## [Exercise directions]
Write out all of the entries that follow, word for word, but skip the pictures.

(Dataset entries)
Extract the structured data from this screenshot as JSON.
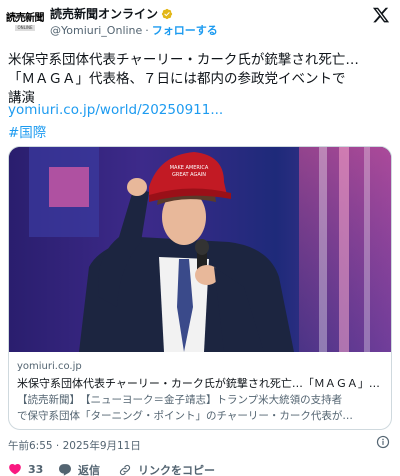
{
  "account": {
    "logo_text": "読売新聞",
    "logo_sub": "ONLINE",
    "display_name": "読売新聞オンライン",
    "handle": "@Yomiuri_Online",
    "separator": "·",
    "follow_label": "フォローする"
  },
  "tweet": {
    "text_lines": [
      "米保守系団体代表チャーリー・カーク氏が銃撃され死亡…",
      "「ＭＡＧＡ」代表格、７日には都内の参政党イベントで",
      "講演"
    ],
    "link": "yomiuri.co.jp/world/20250911...",
    "hashtag": "#国際"
  },
  "card": {
    "domain": "yomiuri.co.jp",
    "title": "米保守系団体代表チャーリー・カーク氏が銃撃され死亡…「ＭＡＧＡ」…",
    "desc_lines": [
      "【読売新聞】　【ニューヨーク＝金子靖志】トランプ米大統領の支持者",
      "で保守系団体「ターニング・ポイント」のチャーリー・カーク代表が…"
    ],
    "hat_text": "MAKE AMERICA GREAT AGAIN"
  },
  "meta": {
    "timestamp": "午前6:55 · 2025年9月11日"
  },
  "actions": {
    "like_count": "33",
    "reply_label": "返信",
    "copy_link_label": "リンクをコピー"
  },
  "colors": {
    "accent": "#1d9bf0",
    "like": "#f91880",
    "verified": "#e2b719",
    "text": "#0f1419",
    "muted": "#536471"
  }
}
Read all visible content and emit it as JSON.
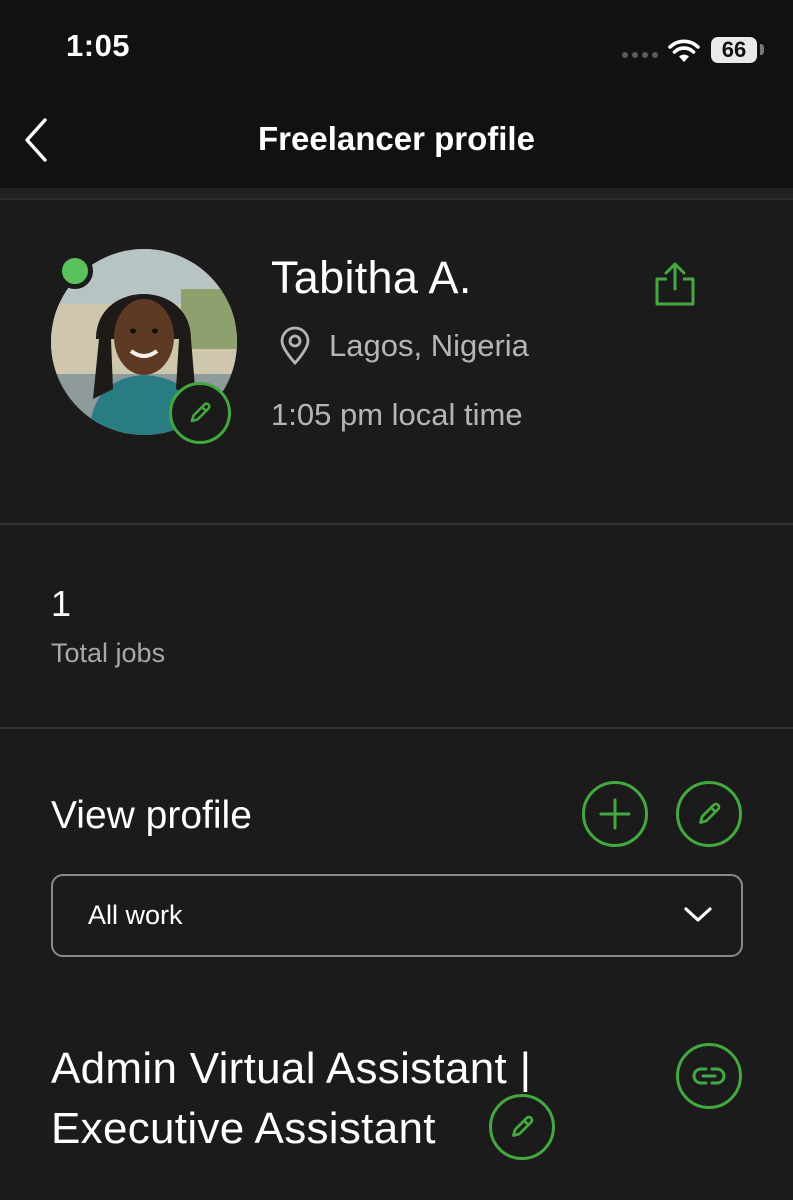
{
  "status_bar": {
    "time": "1:05",
    "battery": "66"
  },
  "nav": {
    "title": "Freelancer profile"
  },
  "profile": {
    "name": "Tabitha A.",
    "location": "Lagos, Nigeria",
    "local_time": "1:05 pm local time",
    "online": true
  },
  "stats": {
    "total_jobs": "1",
    "total_jobs_label": "Total jobs"
  },
  "work": {
    "section_title": "View profile",
    "filter": {
      "selected": "All work"
    },
    "job_title_line1": "Admin Virtual Assistant |",
    "job_title_line2": "Executive Assistant"
  },
  "colors": {
    "background": "#1b1b1b",
    "header": "#111111",
    "accent_green": "#43a83f",
    "online_dot": "#59c25b",
    "secondary_text": "#b5b5b5"
  },
  "icons": [
    "back-chevron-icon",
    "share-icon",
    "location-pin-icon",
    "pencil-icon",
    "plus-icon",
    "chevron-down-icon",
    "link-icon",
    "wifi-icon",
    "battery-icon"
  ]
}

## [Task response]
Extract the structured data from this screenshot as JSON.
{
  "account": {
    "logo_text": "読売新聞",
    "logo_sub": "ONLINE",
    "display_name": "読売新聞オンライン",
    "handle": "@Yomiuri_Online",
    "separator": "·",
    "follow_label": "フォローする"
  },
  "tweet": {
    "text_lines": [
      "米保守系団体代表チャーリー・カーク氏が銃撃され死亡…",
      "「ＭＡＧＡ」代表格、７日には都内の参政党イベントで",
      "講演"
    ],
    "link": "yomiuri.co.jp/world/20250911...",
    "hashtag": "#国際"
  },
  "card": {
    "domain": "yomiuri.co.jp",
    "title": "米保守系団体代表チャーリー・カーク氏が銃撃され死亡…「ＭＡＧＡ」…",
    "desc_lines": [
      "【読売新聞】　【ニューヨーク＝金子靖志】トランプ米大統領の支持者",
      "で保守系団体「ターニング・ポイント」のチャーリー・カーク代表が…"
    ],
    "hat_text": "MAKE AMERICA GREAT AGAIN"
  },
  "meta": {
    "timestamp": "午前6:55 · 2025年9月11日"
  },
  "actions": {
    "like_count": "33",
    "reply_label": "返信",
    "copy_link_label": "リンクをコピー"
  },
  "colors": {
    "accent": "#1d9bf0",
    "like": "#f91880",
    "verified": "#e2b719",
    "text": "#0f1419",
    "muted": "#536471"
  }
}
Read all visible content and emit it as JSON.
{
  "status_bar": {
    "time": "1:05",
    "battery": "66"
  },
  "nav": {
    "title": "Freelancer profile"
  },
  "profile": {
    "name": "Tabitha A.",
    "location": "Lagos, Nigeria",
    "local_time": "1:05 pm local time",
    "online": true
  },
  "stats": {
    "total_jobs": "1",
    "total_jobs_label": "Total jobs"
  },
  "work": {
    "section_title": "View profile",
    "filter": {
      "selected": "All work"
    },
    "job_title_line1": "Admin Virtual Assistant |",
    "job_title_line2": "Executive Assistant"
  },
  "colors": {
    "background": "#1b1b1b",
    "header": "#111111",
    "accent_green": "#43a83f",
    "online_dot": "#59c25b",
    "secondary_text": "#b5b5b5"
  },
  "icons": [
    "back-chevron-icon",
    "share-icon",
    "location-pin-icon",
    "pencil-icon",
    "plus-icon",
    "chevron-down-icon",
    "link-icon",
    "wifi-icon",
    "battery-icon"
  ]
}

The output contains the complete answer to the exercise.